# Data provided
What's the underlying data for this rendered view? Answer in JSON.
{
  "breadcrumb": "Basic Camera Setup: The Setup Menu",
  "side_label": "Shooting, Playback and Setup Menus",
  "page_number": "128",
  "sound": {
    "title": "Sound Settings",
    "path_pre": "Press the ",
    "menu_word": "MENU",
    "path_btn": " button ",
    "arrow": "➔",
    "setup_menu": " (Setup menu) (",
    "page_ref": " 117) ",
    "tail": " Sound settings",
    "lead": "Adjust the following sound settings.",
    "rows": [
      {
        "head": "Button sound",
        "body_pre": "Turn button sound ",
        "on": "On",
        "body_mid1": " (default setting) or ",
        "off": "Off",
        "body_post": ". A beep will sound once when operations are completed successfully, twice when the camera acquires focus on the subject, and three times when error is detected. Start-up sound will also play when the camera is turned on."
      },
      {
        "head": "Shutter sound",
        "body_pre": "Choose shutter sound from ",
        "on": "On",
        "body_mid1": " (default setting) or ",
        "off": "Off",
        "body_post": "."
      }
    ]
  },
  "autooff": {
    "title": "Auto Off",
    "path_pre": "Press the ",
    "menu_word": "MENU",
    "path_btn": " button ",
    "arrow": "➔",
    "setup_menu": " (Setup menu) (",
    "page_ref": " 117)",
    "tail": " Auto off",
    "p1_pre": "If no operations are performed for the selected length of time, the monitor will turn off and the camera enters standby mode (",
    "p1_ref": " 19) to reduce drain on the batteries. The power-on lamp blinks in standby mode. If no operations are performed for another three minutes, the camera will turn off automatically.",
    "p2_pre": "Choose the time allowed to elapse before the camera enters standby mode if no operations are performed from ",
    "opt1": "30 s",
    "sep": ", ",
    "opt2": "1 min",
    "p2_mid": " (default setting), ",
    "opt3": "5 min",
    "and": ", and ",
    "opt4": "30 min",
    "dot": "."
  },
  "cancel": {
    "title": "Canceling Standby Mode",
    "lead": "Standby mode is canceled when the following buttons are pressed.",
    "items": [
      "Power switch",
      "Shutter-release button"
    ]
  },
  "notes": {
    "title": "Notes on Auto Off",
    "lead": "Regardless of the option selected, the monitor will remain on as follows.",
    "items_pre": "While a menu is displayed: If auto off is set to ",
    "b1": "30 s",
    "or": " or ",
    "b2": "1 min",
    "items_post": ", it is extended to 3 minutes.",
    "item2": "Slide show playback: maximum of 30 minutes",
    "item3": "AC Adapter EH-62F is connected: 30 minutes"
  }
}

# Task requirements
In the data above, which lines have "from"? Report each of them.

# Response area
        "body_pre": "Choose shutter sound from ",
    "p2_pre": "Choose the time allowed to elapse before the camera enters standby mode if no operations are performed from ",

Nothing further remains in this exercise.